Local residents and established businesses have over the last few months clashed with the store on more than one occasion. This is in large part because of the stores drive towards lending to businesses in the local community and the level of interest charged.
In the world of the small business, it pretty much goes without saying that from time to time there will be the call for small amounts of cash here and there to address unexpected expenses. From bills to all manner of inevitable growing pains, it is simply impossible for any small business to get by without occasionally asking for help. Until now, the only source of help available to small businesses within the area has been the High Street banks specialising in small business loans and services.
Since the influx of payday lenders more and more store owners have been using these loans, with the use of these loans even being addressed at a community meeting about businesses in the area. The friction between the store and the local community rests on the fact that perhaps businesses that were already struggling are being lumbered with further debt. The argument between the community and these loan lenders is that they are not vetting the applicants to a good enough standard. With some running into difficulty and having to roll-over loans.
The gentrification of Brick Lane
The problem of short term loan lenders moving into the area is not the only grievance local residents and businesses have. Recently there has been a handful of shops opening along the street catering for a more glamorous echelon of Londoner. This includes a Versace Vs store and a uber-trendy cereal cafe called ‘Cereal killer.’
The opening of this recent addition to the small business landscape in Brick lane even saw protesters descend on the shop to demonstrate against what they feel are prices non-reflective of the community.
The protesters argument is economically sound as they point to the prices that these new shops are charging and the average salary in the surrounding area. This they say will only lead one-way, rents being increased in the area and established local-run businesses having to vacate as the big chains such as Starbucks and Costa move in. Both of these Coffee shops are planning a Brick Lane premises at the moment.
I have personally spoken to several shop-owners and the feeling is that the increase in premiums due to the willingness of big businesses to pay these prices will only drive local-run businesses out.
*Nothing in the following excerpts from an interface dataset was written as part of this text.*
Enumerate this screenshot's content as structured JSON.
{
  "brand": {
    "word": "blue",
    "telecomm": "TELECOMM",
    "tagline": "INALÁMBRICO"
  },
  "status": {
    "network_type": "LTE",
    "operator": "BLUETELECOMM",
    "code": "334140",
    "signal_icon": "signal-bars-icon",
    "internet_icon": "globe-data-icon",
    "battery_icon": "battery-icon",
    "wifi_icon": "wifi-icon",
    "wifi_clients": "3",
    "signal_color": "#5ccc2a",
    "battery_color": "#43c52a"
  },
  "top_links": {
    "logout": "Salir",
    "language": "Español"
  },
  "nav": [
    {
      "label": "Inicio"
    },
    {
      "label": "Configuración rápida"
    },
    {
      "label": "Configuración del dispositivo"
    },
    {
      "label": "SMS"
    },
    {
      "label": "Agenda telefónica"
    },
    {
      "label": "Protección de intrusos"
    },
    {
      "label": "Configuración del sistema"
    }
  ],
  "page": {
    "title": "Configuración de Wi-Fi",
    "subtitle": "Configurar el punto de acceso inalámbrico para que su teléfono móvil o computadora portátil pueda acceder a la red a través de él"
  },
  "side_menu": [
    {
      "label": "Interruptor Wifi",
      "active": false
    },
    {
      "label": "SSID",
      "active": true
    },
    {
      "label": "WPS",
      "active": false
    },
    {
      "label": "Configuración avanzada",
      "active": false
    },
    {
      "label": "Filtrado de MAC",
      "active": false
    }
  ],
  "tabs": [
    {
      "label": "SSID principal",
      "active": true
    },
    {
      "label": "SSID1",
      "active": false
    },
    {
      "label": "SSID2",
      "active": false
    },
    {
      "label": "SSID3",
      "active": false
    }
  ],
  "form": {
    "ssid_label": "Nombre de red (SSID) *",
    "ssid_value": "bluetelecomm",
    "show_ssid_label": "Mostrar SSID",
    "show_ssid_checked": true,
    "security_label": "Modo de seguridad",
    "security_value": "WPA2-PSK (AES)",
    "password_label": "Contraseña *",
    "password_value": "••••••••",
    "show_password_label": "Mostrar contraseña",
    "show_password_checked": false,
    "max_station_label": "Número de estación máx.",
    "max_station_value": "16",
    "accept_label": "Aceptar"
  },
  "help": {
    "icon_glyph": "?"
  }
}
This family-run bagel shop has been on the street since 1855 and is open 24 hours. it has become an iconic part of the area and is synonymous with the area’s history and heritage. the shop attracts visitors from all over the world and has been featured on news and factual programmes as far as China and Australia. it typifies the type of business that might be forced out if big business move in.
This fashion outlet specialises in leather goods and biker wear. The owner has been here for the last 31-years. I spoke with the owner Barry who told me he was now shutting down due to the lack of interest in leather in the area compared to previous years. “The area used to be renowned for leather goods, but slowly those have been pushed out in favour of a new style of vintage store.” he said as we admired the sunset that evening.
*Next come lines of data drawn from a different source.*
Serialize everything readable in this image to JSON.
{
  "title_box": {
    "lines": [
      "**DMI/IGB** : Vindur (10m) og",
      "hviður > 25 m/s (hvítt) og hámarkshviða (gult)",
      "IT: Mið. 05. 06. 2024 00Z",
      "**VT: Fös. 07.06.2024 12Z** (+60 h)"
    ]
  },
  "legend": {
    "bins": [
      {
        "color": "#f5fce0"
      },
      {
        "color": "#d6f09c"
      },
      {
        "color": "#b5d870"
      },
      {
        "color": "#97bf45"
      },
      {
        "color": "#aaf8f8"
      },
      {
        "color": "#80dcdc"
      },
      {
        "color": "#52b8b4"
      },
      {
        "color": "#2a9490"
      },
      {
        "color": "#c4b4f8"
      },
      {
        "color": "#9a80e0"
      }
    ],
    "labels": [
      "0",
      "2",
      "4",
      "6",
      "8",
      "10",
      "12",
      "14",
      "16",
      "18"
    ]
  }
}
The changing face of Brick Lane
40-years ago you could walk down Brick lane and buy anything from a caged canary to cats, dogs and jellied eels. The area was a mismatch of different cultures and beliefs but was dominated by the single theme of poverty. Those that moved to the area did so out of economic reasons. Over the years the area has seen changes in terms of the immigrants moving there. Whether this signals the end of that and the start of big business moving in remains to be seen.
I feel that a balance should and I hope will be met between the existing residents and new shops like the cereal bar. The thing these businesses need to understand however, is that this is a predominantly poor area and probably will stay that way for the foreseeable future. So when the crowds leave after a weekend of high shopping and drinking, the ones that will be walking past their shops during the week will be the residents and not the visitors from West London.